Just before I left for Hong Kong I wrote an article for the student newspaper regarding whether or not to pay the ransom for a British couple held by Somali Pirates in the Horn of Africa. It seems that in East Asia this issue is once again cropping up.
I read an article in the South China Morning Post today about the fear of some shipping companies in East Asia that were worried about a US-led motion to encourage all parties not to pay the ransom of these Pirates.
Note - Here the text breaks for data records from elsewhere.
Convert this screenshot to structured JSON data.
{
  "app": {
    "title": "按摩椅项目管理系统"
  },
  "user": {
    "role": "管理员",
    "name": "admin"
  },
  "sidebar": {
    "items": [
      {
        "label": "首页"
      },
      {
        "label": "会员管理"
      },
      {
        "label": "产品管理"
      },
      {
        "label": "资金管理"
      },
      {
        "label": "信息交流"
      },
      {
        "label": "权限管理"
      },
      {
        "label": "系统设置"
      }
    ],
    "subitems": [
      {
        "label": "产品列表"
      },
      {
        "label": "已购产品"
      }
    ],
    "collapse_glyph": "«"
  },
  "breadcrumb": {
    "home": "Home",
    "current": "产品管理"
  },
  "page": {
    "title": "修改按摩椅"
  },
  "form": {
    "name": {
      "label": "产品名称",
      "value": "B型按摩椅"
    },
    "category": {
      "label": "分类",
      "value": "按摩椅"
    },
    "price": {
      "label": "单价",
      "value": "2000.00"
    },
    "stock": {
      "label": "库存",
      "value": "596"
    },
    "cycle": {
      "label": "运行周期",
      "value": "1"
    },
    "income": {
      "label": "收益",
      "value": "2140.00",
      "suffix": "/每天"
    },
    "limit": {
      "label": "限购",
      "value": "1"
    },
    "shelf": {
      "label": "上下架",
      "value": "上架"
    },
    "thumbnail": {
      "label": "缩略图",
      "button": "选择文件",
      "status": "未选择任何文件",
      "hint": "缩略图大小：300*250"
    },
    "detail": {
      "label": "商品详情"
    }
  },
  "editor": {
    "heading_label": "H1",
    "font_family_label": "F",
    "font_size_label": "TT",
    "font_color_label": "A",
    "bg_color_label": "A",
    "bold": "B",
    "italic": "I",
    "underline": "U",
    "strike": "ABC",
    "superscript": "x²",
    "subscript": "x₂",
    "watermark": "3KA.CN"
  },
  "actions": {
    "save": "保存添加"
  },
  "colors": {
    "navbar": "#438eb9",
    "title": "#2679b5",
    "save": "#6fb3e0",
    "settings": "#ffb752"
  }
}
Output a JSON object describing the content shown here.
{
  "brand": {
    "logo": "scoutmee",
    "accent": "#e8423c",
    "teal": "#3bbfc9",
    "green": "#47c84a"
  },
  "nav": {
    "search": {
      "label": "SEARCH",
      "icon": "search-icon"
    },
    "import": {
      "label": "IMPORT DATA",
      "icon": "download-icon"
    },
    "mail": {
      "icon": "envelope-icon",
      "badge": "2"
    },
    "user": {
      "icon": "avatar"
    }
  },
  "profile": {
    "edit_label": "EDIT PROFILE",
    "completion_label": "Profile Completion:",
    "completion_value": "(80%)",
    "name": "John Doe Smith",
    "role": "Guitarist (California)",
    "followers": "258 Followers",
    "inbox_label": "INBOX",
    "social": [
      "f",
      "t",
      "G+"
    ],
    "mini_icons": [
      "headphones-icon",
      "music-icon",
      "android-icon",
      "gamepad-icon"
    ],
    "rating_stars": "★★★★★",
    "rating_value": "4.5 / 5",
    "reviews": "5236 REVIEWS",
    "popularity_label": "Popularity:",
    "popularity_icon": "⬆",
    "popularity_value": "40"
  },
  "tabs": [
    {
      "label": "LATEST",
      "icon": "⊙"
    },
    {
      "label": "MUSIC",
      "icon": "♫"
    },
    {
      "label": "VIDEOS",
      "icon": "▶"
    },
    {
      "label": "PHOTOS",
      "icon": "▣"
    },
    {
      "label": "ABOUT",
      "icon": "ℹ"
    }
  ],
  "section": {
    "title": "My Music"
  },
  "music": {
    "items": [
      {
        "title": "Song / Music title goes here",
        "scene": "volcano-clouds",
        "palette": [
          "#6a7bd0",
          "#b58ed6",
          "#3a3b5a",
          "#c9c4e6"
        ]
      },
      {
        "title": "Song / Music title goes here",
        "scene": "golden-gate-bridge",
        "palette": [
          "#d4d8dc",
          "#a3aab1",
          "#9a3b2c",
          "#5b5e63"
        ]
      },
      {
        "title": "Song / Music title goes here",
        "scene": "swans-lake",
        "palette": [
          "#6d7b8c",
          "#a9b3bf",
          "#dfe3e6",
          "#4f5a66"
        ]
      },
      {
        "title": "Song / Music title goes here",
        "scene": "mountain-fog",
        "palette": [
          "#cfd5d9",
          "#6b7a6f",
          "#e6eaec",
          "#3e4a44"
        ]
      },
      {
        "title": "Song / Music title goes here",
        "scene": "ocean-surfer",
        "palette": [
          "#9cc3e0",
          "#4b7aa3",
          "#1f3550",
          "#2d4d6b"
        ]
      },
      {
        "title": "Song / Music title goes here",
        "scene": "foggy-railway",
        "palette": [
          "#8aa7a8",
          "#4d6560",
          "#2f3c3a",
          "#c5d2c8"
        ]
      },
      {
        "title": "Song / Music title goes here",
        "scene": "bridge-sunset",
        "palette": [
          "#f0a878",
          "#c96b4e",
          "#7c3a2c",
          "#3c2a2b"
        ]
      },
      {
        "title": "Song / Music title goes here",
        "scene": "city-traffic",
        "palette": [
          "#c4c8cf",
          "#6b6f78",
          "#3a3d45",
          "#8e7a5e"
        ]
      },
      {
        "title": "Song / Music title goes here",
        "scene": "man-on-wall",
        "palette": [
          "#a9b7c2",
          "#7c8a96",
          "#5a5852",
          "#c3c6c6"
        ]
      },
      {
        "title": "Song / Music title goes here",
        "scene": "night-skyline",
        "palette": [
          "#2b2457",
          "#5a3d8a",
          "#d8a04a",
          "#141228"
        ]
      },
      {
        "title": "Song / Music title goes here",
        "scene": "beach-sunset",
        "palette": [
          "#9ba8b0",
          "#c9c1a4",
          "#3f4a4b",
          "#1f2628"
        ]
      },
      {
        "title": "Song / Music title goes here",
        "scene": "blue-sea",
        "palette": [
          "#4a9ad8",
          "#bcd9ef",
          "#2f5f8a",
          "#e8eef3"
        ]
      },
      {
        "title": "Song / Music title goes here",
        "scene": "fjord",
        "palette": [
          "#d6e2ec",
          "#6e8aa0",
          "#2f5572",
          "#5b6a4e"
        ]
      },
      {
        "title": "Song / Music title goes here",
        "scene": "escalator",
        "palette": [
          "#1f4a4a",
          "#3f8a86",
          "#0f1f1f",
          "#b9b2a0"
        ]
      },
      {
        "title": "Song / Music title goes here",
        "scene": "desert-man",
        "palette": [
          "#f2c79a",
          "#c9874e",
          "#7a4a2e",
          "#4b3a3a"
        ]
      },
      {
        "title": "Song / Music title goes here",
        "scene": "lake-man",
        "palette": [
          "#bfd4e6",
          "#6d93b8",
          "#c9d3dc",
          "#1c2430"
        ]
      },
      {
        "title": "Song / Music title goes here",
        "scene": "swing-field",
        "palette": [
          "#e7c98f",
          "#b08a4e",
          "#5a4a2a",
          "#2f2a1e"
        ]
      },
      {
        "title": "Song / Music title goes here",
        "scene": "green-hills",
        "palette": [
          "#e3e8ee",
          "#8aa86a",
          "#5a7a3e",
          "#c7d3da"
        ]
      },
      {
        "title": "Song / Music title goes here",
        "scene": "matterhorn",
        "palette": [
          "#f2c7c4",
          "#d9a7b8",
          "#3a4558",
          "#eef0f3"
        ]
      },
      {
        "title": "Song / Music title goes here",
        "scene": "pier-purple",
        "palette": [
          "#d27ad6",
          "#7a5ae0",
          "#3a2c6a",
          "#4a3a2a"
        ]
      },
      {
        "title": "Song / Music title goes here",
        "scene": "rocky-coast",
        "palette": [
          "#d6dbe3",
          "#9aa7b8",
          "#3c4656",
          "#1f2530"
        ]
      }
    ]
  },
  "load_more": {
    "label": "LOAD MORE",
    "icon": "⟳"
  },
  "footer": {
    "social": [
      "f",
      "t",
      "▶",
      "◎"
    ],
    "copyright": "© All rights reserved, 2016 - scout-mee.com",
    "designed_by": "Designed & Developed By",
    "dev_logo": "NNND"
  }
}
While shippers acknowledge rising payments of multimillion-dollar ransoms are fuelling worsening attacks on key shipping lanes linking Asia to Europe, they insist there is no other way to safely rescue ships and crew in the absence of any clear solution to problems in the failed state of Somalia.They believe a ban could further complicate the fight against pirates, putting sailors' lives at greater risk and forcing ships to use expensive new routes around the Cape of Good Hope. Shipping organisations maintain that paying the ransom, is the safest and most expedient way to deal with the pirates, citing that this is the only way to ensure safe passage of a ship's cargo and personnel. This may hold some weight in the short term, but in the long term there are far greater implications to consider.
Roger Middleton, a scholar on piracy at the independent London-based think tank Chatham House, said any such move would be wildly unpopular with the shipping industry. "Ransoms may not help in the long-term, but the shipping industry has found them to be the quickest, safest and cheapest solution to the problem - that is the bottom line.
"Paying ransoms eases their humanitarian concerns and it's cheaper, too, than having a ship and crew detained indefinitely or taking alternative routes that avoid the Horn of Africa."
Middleton estimates that at least US$100 million has been paid to Somali pirates in the past 12 months alone. Ransoms appear to be rising, too, with the US$7 million paid to free a Greek oil tanker last month the highest yet. Yesterday, pirates released a Greek-owned freighter, Navios Apollon and its crew of 19, captured two months ago, after receiving an undisclosed ransom payment. This is all well and good for the shipping companies concerned with profit margins and law suits if something was to happen to one of their crews but what about the bigger issue. How to disincentivise Somalians from undertaking Piracy?
What is needed instead is to address the real problem in Somalia. That is, that people are suffering in poverty due to a lack of state apparatus and infrastructure. So a hard line stance needs to be taken on Somali piracy in order to be able to enforce other legitimate means of work. As stated above many Somalis view piracy as the only effective way to get out of a bad situation, so the most effective solution is to keep saying ‘no’ to their ransom demands and try to encourage more legitimate means for them to acquire money. The British government should be focused on helping stimulate the Somalian economy and providing more Foreign Direct Investment to really tackle the issue of piracy. As without this, piracy will not just go away when they have got what they wanted, it will only serve as to encourage more piracy, thus adding even more problems to an already destitute system.
So to pay or not to pay? I say not to pay, the tens of millions of US dollars could be better aimed at providing real foreign investment in Somalia and to create some sort of infrastructure, not just appease those that hold a gun to our heads. However, until there is a firm global stance on not paying this will have little impact, and companies will continue to pay the fees for safe passage through the Horn of Africa. Its not often I support a global policy initiative of the US, but on this occasion they may have a point!